	case p.c <- r:
	}
}

The above illustrates a simple channel implemented pool. The first implementation was a sync.Pool.
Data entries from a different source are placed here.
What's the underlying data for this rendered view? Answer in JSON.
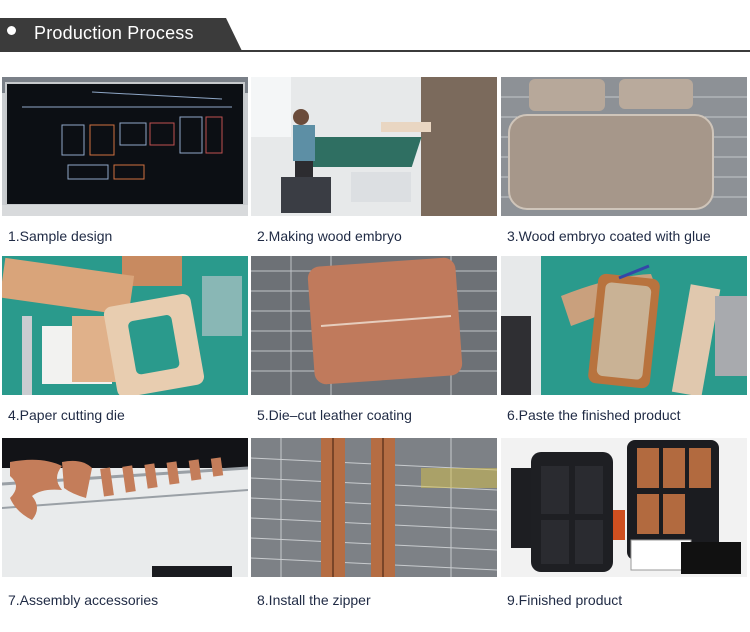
{
  "header": {
    "title": "Production Process"
  },
  "steps": [
    {
      "caption": "1.Sample design",
      "image": "cad-design-monitor"
    },
    {
      "caption": "2.Making wood embryo",
      "image": "worker-at-cutting-table"
    },
    {
      "caption": "3.Wood embryo coated with glue",
      "image": "glued-wood-blocks-on-rack"
    },
    {
      "caption": "4.Paper cutting die",
      "image": "leather-and-cutting-die"
    },
    {
      "caption": "5.Die–cut leather coating",
      "image": "leather-covered-block-on-wire-rack"
    },
    {
      "caption": "6.Paste the finished product",
      "image": "hands-pasting-leather"
    },
    {
      "caption": "7.Assembly accessories",
      "image": "leather-tabs-on-rods"
    },
    {
      "caption": "8.Install the zipper",
      "image": "zipper-strips-on-rack"
    },
    {
      "caption": "9.Finished product",
      "image": "open-black-case"
    }
  ],
  "colors": {
    "header_bg": "#3b3b3b",
    "caption_text": "#1f2a44"
  }
}
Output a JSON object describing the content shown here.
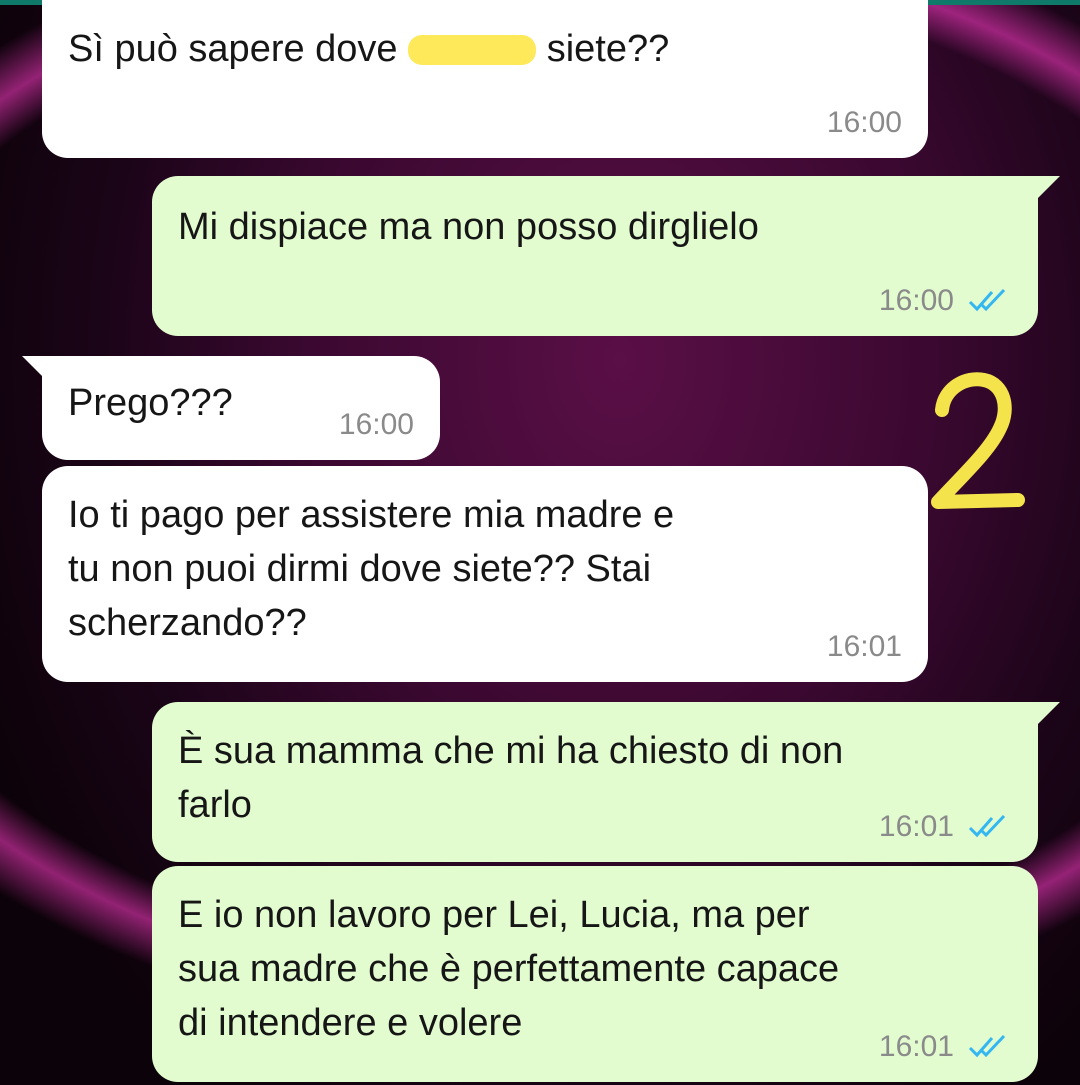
{
  "messages": [
    {
      "direction": "incoming",
      "text_before": "Sì può sapere dove ",
      "text_after": " siete??",
      "time": "16:00"
    },
    {
      "direction": "outgoing",
      "text": "Mi dispiace ma non posso dirglielo",
      "time": "16:00",
      "status": "read"
    },
    {
      "direction": "incoming",
      "text": "Prego???",
      "time": "16:00"
    },
    {
      "direction": "incoming",
      "text": "Io ti pago per assistere mia madre e\ntu non puoi dirmi dove siete?? Stai\nscherzando??",
      "time": "16:01"
    },
    {
      "direction": "outgoing",
      "text": "È sua mamma che mi ha chiesto di non\nfarlo",
      "time": "16:01",
      "status": "read"
    },
    {
      "direction": "outgoing",
      "text": "E io non lavoro per Lei, Lucia, ma per\nsua madre che è perfettamente capace\ndi intendere e volere",
      "time": "16:01",
      "status": "read"
    }
  ],
  "annotation": {
    "label": "2",
    "color": "#f5e34c"
  },
  "colors": {
    "incoming_bubble": "#ffffff",
    "outgoing_bubble": "#e2fcd0",
    "read_check": "#34b7f1",
    "time_text": "#8a8a8a"
  },
  "icons": {
    "read_receipt": "double-check-icon"
  }
}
After further profiling however implementing our own proved to be easier on the heap.

After plumbing the requst pool into the rest of the code pprof reports a much nicer result.

(pprof) list \.Lock
Total: 80.06MB
ROUTINE ======================== github.com/ldelossa/distlock.(*Manager).Lock in /home/louis/git/go/distlock/manager.go
       1MB        1MB (flat, cum)  1.25% of Total
         .          .     89:		return resp.ctx, func() {}
         .          .     90:	}
         .          .     91:
         .          .     92:	m.propagateCancel(ctx, resp.ctx, key)
         .          .     93:
       1MB        1MB     94:	return resp.ctx, func() {
         .          .     95:		m.unlock(key)
         .          .     96:	}
         .          .     97:}
         .          .     98:
         .          .     99:func (m *Manager) propagateCancel(parent context.Context, child context.Context, key string) {

A PGX Trick

Removing the cost of the response-request model was a good win but there is still more to tune.

Lets generate a graph of our call stack and associated allocations.

❯ go tool pprof -svg distlock.test memprofile.out

photo of high PGX allocations

The above diagram is showing a large amount of allocations in PGX's getRows method. Its not rare for methods dealing with serialization to and from the database to allocate heavily. But it would be nice if we could eliminate this.

Getting a session pg advisory lock typically looks like this.

SELECT pg_try_advisory_lock($1);
SELECT pg_advisory_unlock($1);

Both lock functions return a table expression resulting in a true or a false.

An optimization we can make is changing these queries to only return a row if the lock function returns true. Our application logic can then simply check whether any rows are returned and not read the contents.

First lets fix our queries.

SELECT lock FROM pg_try_advisory_lock($1) lock WHERE lock = true;
SELECT lock FROM pg_advisory_unlock($1) lock WHERE lock = true;

A slight modification allows us to only return rows if the lock function returns true.

The next step is to short circuit the PGX library from reading the rows. This took a bit of library spelunking but I eventually discovered this...

rr := m.conn.PgConn().ExecParams(ctx,
    trySessionUnlock,
    [][]byte{
        keyify(key),
    },
    nil,
    []int16{1},
    nil)
tag, err := rr.Close()
if err != nil {
    return response{false, nil, err}
}
if tag.RowsAffected() == 0 {
    return response{false, nil, fmt.Errorf("unlock of key %s returned false", key)}
}

By using the lower level PgConn object we can exec our queries, get a response writer, and immediately close it to obtain the command tag. The command tag tells us if any rows were affected by the exec. This effectively tells us whether the lock was obtained or not in a somewhat indirect way.

Let's take a new 1 minute memory profile to see how this effects our heap.

photo of high PGX allocations

Notice the large improvement achieved.

We can also compare the benchmark output.

85149            890605 ns/op            1288 B/op         21 allocs/op

Where PGX was reading the rows.

58051           1238353 ns/op             517 B/op         11 allocs/op

By eliminating the reading of rows we perform many more cycles and cut our allocation in roughly half.

Disclaimer on optimization

Is it worth to dig this deep into your allocations? Depends. If you know the code you are writing will be in the "hot-path" its empowering to know what your allocation profile looks like. Learning the skills to performance tune is addicting and powerful but writing code that can be read and easily maintained should always be the first goal. That being said I do think every engineer should go down the rabbit hole at least once. Its a lot of fun.